*** Opening RECORDS ***
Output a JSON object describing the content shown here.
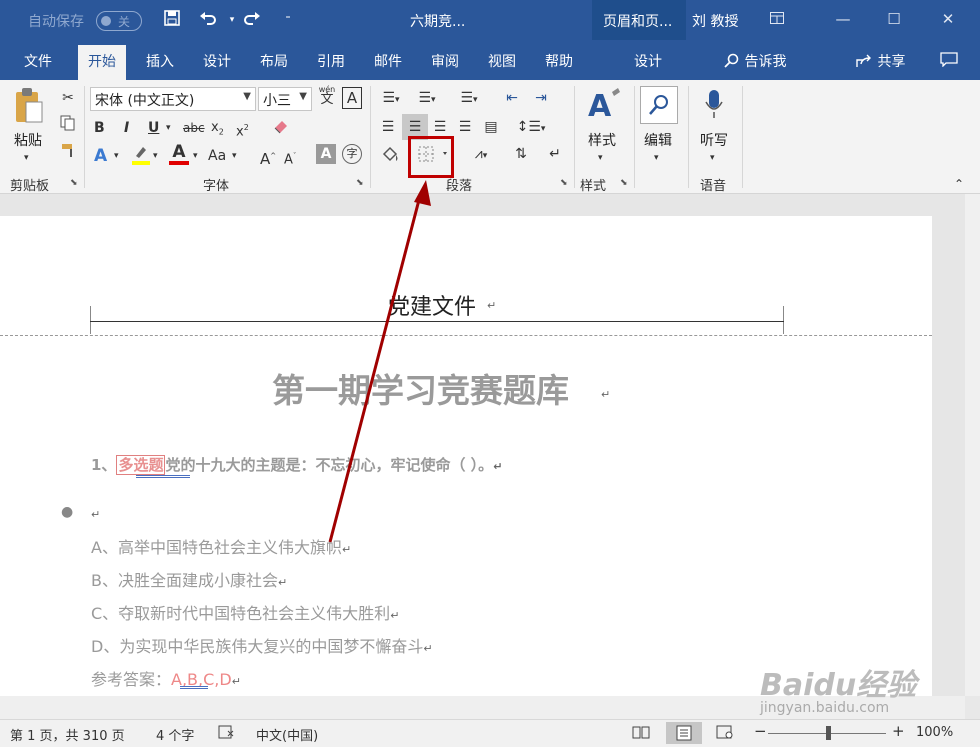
{
  "titlebar": {
    "autosave_label": "自动保存",
    "autosave_state": "关",
    "doc_title": "六期竞...",
    "context_title": "页眉和页...",
    "user": "刘 教授"
  },
  "tabs": {
    "file": "文件",
    "home": "开始",
    "insert": "插入",
    "design": "设计",
    "layout": "布局",
    "references": "引用",
    "mailings": "邮件",
    "review": "审阅",
    "view": "视图",
    "help": "帮助",
    "hf_design": "设计",
    "tell_me": "告诉我",
    "share": "共享"
  },
  "ribbon": {
    "clipboard": {
      "paste": "粘贴",
      "label": "剪贴板"
    },
    "font": {
      "name": "宋体 (中文正文)",
      "size": "小三",
      "label": "字体",
      "wen": "wén",
      "wen_char": "文",
      "box_a": "A"
    },
    "paragraph": {
      "label": "段落"
    },
    "styles": {
      "button": "样式",
      "label": "样式"
    },
    "editing": {
      "button": "编辑"
    },
    "voice": {
      "button": "听写",
      "label": "语音"
    }
  },
  "document": {
    "header_text": "党建文件",
    "title": "第一期学习竞赛题库",
    "question_no": "1、",
    "question_tag": "多选题",
    "question_text": "党的十九大的主题是：不忘初心，牢记使命（    ）。",
    "options": [
      "A、高举中国特色社会主义伟大旗帜",
      "B、决胜全面建成小康社会",
      "C、夺取新时代中国特色社会主义伟大胜利",
      "D、为实现中华民族伟大复兴的中国梦不懈奋斗"
    ],
    "answer_label": "参考答案：",
    "answer_value": "A,B,C,D"
  },
  "status": {
    "page": "第 1 页，共 310 页",
    "words": "4 个字",
    "language": "中文(中国)",
    "zoom": "100%"
  },
  "watermark": {
    "brand": "Baidu经验",
    "url": "jingyan.baidu.com"
  },
  "colors": {
    "brand_blue": "#2b579a",
    "highlight_red": "#c00000",
    "arrow": "#a00000"
  }
}
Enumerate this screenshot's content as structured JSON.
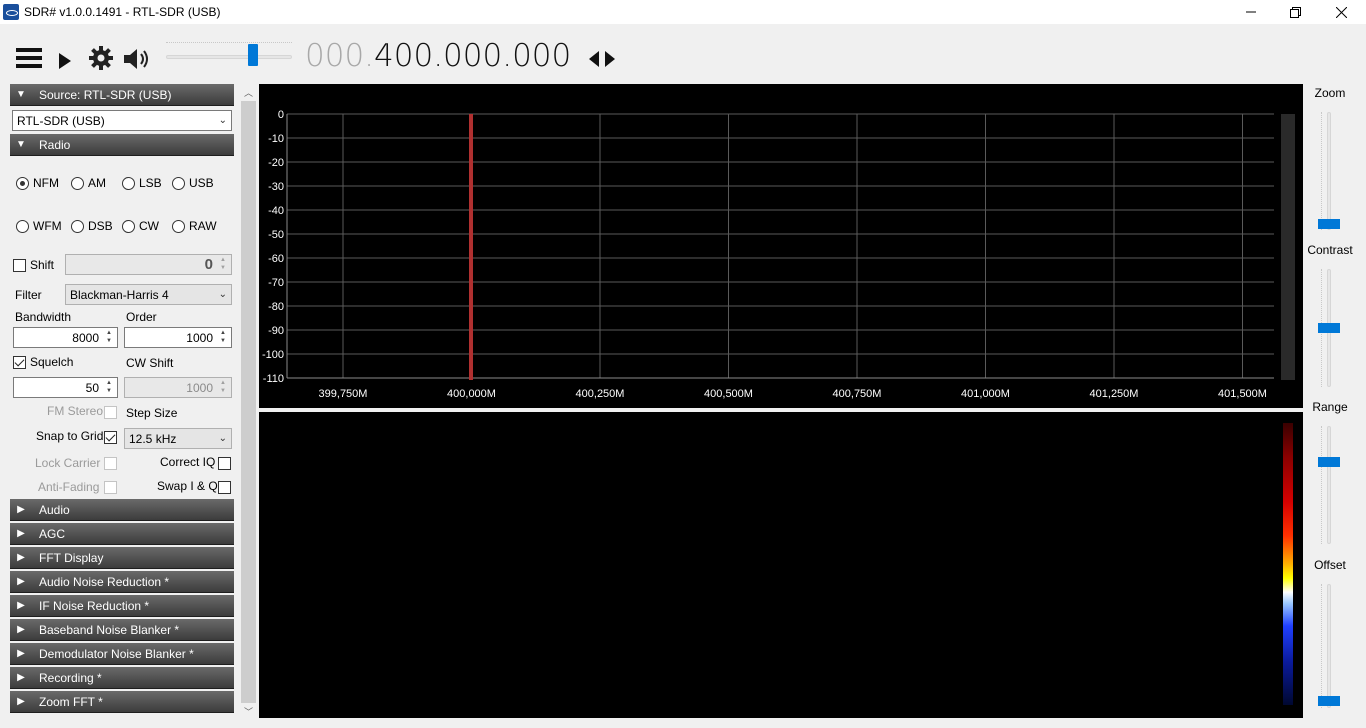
{
  "window": {
    "title": "SDR# v1.0.0.1491 - RTL-SDR (USB)"
  },
  "toolbar": {
    "frequency_dim": "000.",
    "frequency_main": "400.000.000"
  },
  "source": {
    "header": "Source: RTL-SDR (USB)",
    "device": "RTL-SDR (USB)"
  },
  "radio": {
    "header": "Radio",
    "modes": [
      "NFM",
      "AM",
      "LSB",
      "USB",
      "WFM",
      "DSB",
      "CW",
      "RAW"
    ],
    "selected_mode": "NFM",
    "shift_label": "Shift",
    "shift_value": "0",
    "filter_label": "Filter",
    "filter_value": "Blackman-Harris 4",
    "bandwidth_label": "Bandwidth",
    "bandwidth_value": "8000",
    "order_label": "Order",
    "order_value": "1000",
    "squelch_label": "Squelch",
    "squelch_value": "50",
    "cw_shift_label": "CW Shift",
    "cw_shift_value": "1000",
    "fm_stereo_label": "FM Stereo",
    "step_size_label": "Step Size",
    "snap_label": "Snap to Grid",
    "step_size_value": "12.5 kHz",
    "lock_carrier_label": "Lock Carrier",
    "correct_iq_label": "Correct IQ",
    "anti_fading_label": "Anti-Fading",
    "swap_iq_label": "Swap I & Q"
  },
  "sections": [
    "Audio",
    "AGC",
    "FFT Display",
    "Audio Noise Reduction *",
    "IF Noise Reduction *",
    "Baseband Noise Blanker *",
    "Demodulator Noise Blanker *",
    "Recording *",
    "Zoom FFT *"
  ],
  "spectrum": {
    "y_labels": [
      "0",
      "-10",
      "-20",
      "-30",
      "-40",
      "-50",
      "-60",
      "-70",
      "-80",
      "-90",
      "-100",
      "-110"
    ],
    "x_labels": [
      "399,750M",
      "400,000M",
      "400,250M",
      "400,500M",
      "400,750M",
      "401,000M",
      "401,250M",
      "401,500M"
    ],
    "marker_color": "#b03030"
  },
  "right_controls": {
    "zoom_label": "Zoom",
    "contrast_label": "Contrast",
    "range_label": "Range",
    "offset_label": "Offset",
    "accent": "#0078d7"
  }
}
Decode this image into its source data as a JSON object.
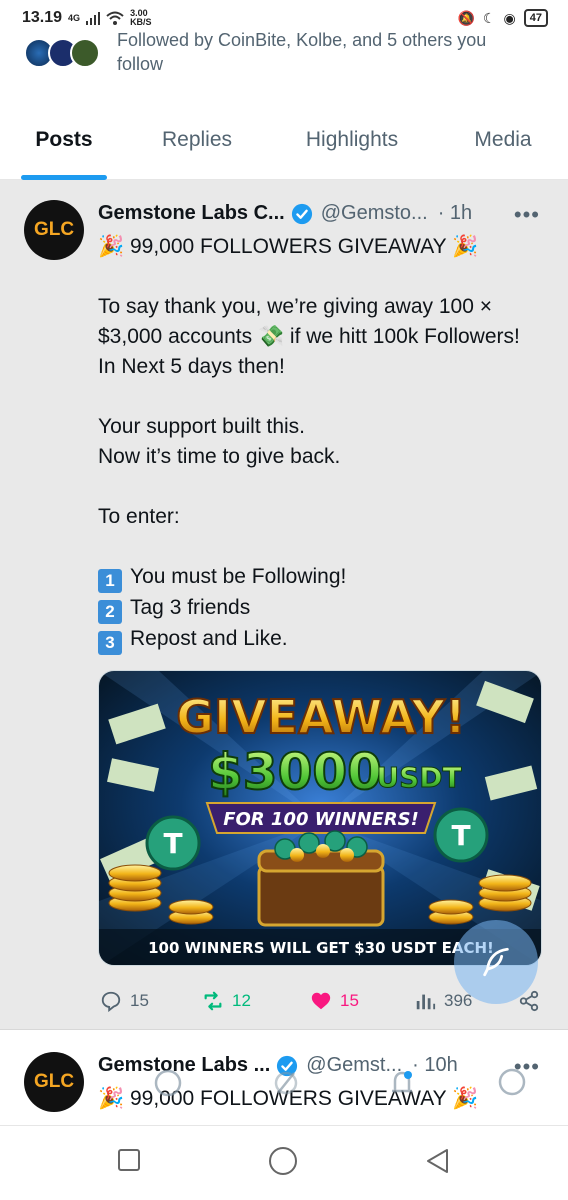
{
  "status_bar": {
    "time": "13.19",
    "network": "4G",
    "speed_value": "3.00",
    "speed_unit": "KB/S",
    "battery": "47"
  },
  "followed_by": {
    "text": "Followed by CoinBite, Kolbe, and 5 others you follow"
  },
  "tabs": [
    {
      "label": "Posts",
      "active": true
    },
    {
      "label": "Replies",
      "active": false
    },
    {
      "label": "Highlights",
      "active": false
    },
    {
      "label": "Media",
      "active": false
    }
  ],
  "posts": [
    {
      "avatar_text": "GLC",
      "name": "Gemstone Labs C...",
      "handle": "@Gemsto...",
      "time": "· 1h",
      "more": "•••",
      "title": "🎉 99,000 FOLLOWERS GIVEAWAY 🎉",
      "lines": [
        "To say thank you, we’re giving away 100 × $3,000 accounts 💸 if we hitt 100k Followers!  In Next 5 days then!",
        "",
        "Your support built this.",
        "Now it’s time to give back.",
        "",
        "To enter:",
        ""
      ],
      "steps": [
        {
          "num": "1",
          "text": "You must be Following!"
        },
        {
          "num": "2",
          "text": "Tag 3 friends"
        },
        {
          "num": "3",
          "text": "Repost and Like."
        }
      ],
      "image": {
        "headline": "GIVEAWAY!",
        "amount": "$3000",
        "currency": "USDT",
        "subline": "FOR 100 WINNERS!",
        "footer": "100 WINNERS WILL GET $30 USDT EACH!"
      },
      "actions": {
        "replies": "15",
        "reposts": "12",
        "likes": "15",
        "views": "396"
      },
      "colors": {
        "repost": "#00ba7c",
        "like": "#f91880",
        "accent": "#1d9bf0"
      }
    },
    {
      "avatar_text": "GLC",
      "name": "Gemstone Labs ...",
      "handle": "@Gemst...",
      "time": "· 10h",
      "more": "•••",
      "title": "🎉 99,000 FOLLOWERS GIVEAWAY 🎉"
    }
  ]
}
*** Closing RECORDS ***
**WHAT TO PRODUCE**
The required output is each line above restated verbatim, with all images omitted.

**RESULT BELOW**
Output a JSON object describing the content shown here.
{
  "titlebar": {
    "autosave_label": "自动保存",
    "autosave_state": "关",
    "doc_title": "六期竞...",
    "context_title": "页眉和页...",
    "user": "刘 教授"
  },
  "tabs": {
    "file": "文件",
    "home": "开始",
    "insert": "插入",
    "design": "设计",
    "layout": "布局",
    "references": "引用",
    "mailings": "邮件",
    "review": "审阅",
    "view": "视图",
    "help": "帮助",
    "hf_design": "设计",
    "tell_me": "告诉我",
    "share": "共享"
  },
  "ribbon": {
    "clipboard": {
      "paste": "粘贴",
      "label": "剪贴板"
    },
    "font": {
      "name": "宋体 (中文正文)",
      "size": "小三",
      "label": "字体",
      "wen": "wén",
      "wen_char": "文",
      "box_a": "A"
    },
    "paragraph": {
      "label": "段落"
    },
    "styles": {
      "button": "样式",
      "label": "样式"
    },
    "editing": {
      "button": "编辑"
    },
    "voice": {
      "button": "听写",
      "label": "语音"
    }
  },
  "document": {
    "header_text": "党建文件",
    "title": "第一期学习竞赛题库",
    "question_no": "1、",
    "question_tag": "多选题",
    "question_text": "党的十九大的主题是：不忘初心，牢记使命（    ）。",
    "options": [
      "A、高举中国特色社会主义伟大旗帜",
      "B、决胜全面建成小康社会",
      "C、夺取新时代中国特色社会主义伟大胜利",
      "D、为实现中华民族伟大复兴的中国梦不懈奋斗"
    ],
    "answer_label": "参考答案：",
    "answer_value": "A,B,C,D"
  },
  "status": {
    "page": "第 1 页，共 310 页",
    "words": "4 个字",
    "language": "中文(中国)",
    "zoom": "100%"
  },
  "watermark": {
    "brand": "Baidu经验",
    "url": "jingyan.baidu.com"
  },
  "colors": {
    "brand_blue": "#2b579a",
    "highlight_red": "#c00000",
    "arrow": "#a00000"
  }
}
Enumerate this screenshot's content as structured JSON.
{
  "window": {
    "title": "SDR# v1.0.0.1491 - RTL-SDR (USB)"
  },
  "toolbar": {
    "frequency_dim": "000.",
    "frequency_main": "400.000.000"
  },
  "source": {
    "header": "Source: RTL-SDR (USB)",
    "device": "RTL-SDR (USB)"
  },
  "radio": {
    "header": "Radio",
    "modes": [
      "NFM",
      "AM",
      "LSB",
      "USB",
      "WFM",
      "DSB",
      "CW",
      "RAW"
    ],
    "selected_mode": "NFM",
    "shift_label": "Shift",
    "shift_value": "0",
    "filter_label": "Filter",
    "filter_value": "Blackman-Harris 4",
    "bandwidth_label": "Bandwidth",
    "bandwidth_value": "8000",
    "order_label": "Order",
    "order_value": "1000",
    "squelch_label": "Squelch",
    "squelch_value": "50",
    "cw_shift_label": "CW Shift",
    "cw_shift_value": "1000",
    "fm_stereo_label": "FM Stereo",
    "step_size_label": "Step Size",
    "snap_label": "Snap to Grid",
    "step_size_value": "12.5 kHz",
    "lock_carrier_label": "Lock Carrier",
    "correct_iq_label": "Correct IQ",
    "anti_fading_label": "Anti-Fading",
    "swap_iq_label": "Swap I & Q"
  },
  "sections": [
    "Audio",
    "AGC",
    "FFT Display",
    "Audio Noise Reduction *",
    "IF Noise Reduction *",
    "Baseband Noise Blanker *",
    "Demodulator Noise Blanker *",
    "Recording *",
    "Zoom FFT *"
  ],
  "spectrum": {
    "y_labels": [
      "0",
      "-10",
      "-20",
      "-30",
      "-40",
      "-50",
      "-60",
      "-70",
      "-80",
      "-90",
      "-100",
      "-110"
    ],
    "x_labels": [
      "399,750M",
      "400,000M",
      "400,250M",
      "400,500M",
      "400,750M",
      "401,000M",
      "401,250M",
      "401,500M"
    ],
    "marker_color": "#b03030"
  },
  "right_controls": {
    "zoom_label": "Zoom",
    "contrast_label": "Contrast",
    "range_label": "Range",
    "offset_label": "Offset",
    "accent": "#0078d7"
  }
}
Decode this image into its source data as a JSON object.
{
  "status_bar": {
    "time": "13.19",
    "network": "4G",
    "speed_value": "3.00",
    "speed_unit": "KB/S",
    "battery": "47"
  },
  "followed_by": {
    "text": "Followed by CoinBite, Kolbe, and 5 others you follow"
  },
  "tabs": [
    {
      "label": "Posts",
      "active": true
    },
    {
      "label": "Replies",
      "active": false
    },
    {
      "label": "Highlights",
      "active": false
    },
    {
      "label": "Media",
      "active": false
    }
  ],
  "posts": [
    {
      "avatar_text": "GLC",
      "name": "Gemstone Labs C...",
      "handle": "@Gemsto...",
      "time": "· 1h",
      "more": "•••",
      "title": "🎉 99,000 FOLLOWERS GIVEAWAY 🎉",
      "lines": [
        "To say thank you, we’re giving away 100 × $3,000 accounts 💸 if we hitt 100k Followers!  In Next 5 days then!",
        "",
        "Your support built this.",
        "Now it’s time to give back.",
        "",
        "To enter:",
        ""
      ],
      "steps": [
        {
          "num": "1",
          "text": "You must be Following!"
        },
        {
          "num": "2",
          "text": "Tag 3 friends"
        },
        {
          "num": "3",
          "text": "Repost and Like."
        }
      ],
      "image": {
        "headline": "GIVEAWAY!",
        "amount": "$3000",
        "currency": "USDT",
        "subline": "FOR 100 WINNERS!",
        "footer": "100 WINNERS WILL GET $30 USDT EACH!"
      },
      "actions": {
        "replies": "15",
        "reposts": "12",
        "likes": "15",
        "views": "396"
      },
      "colors": {
        "repost": "#00ba7c",
        "like": "#f91880",
        "accent": "#1d9bf0"
      }
    },
    {
      "avatar_text": "GLC",
      "name": "Gemstone Labs ...",
      "handle": "@Gemst...",
      "time": "· 10h",
      "more": "•••",
      "title": "🎉 99,000 FOLLOWERS GIVEAWAY 🎉"
    }
  ]
}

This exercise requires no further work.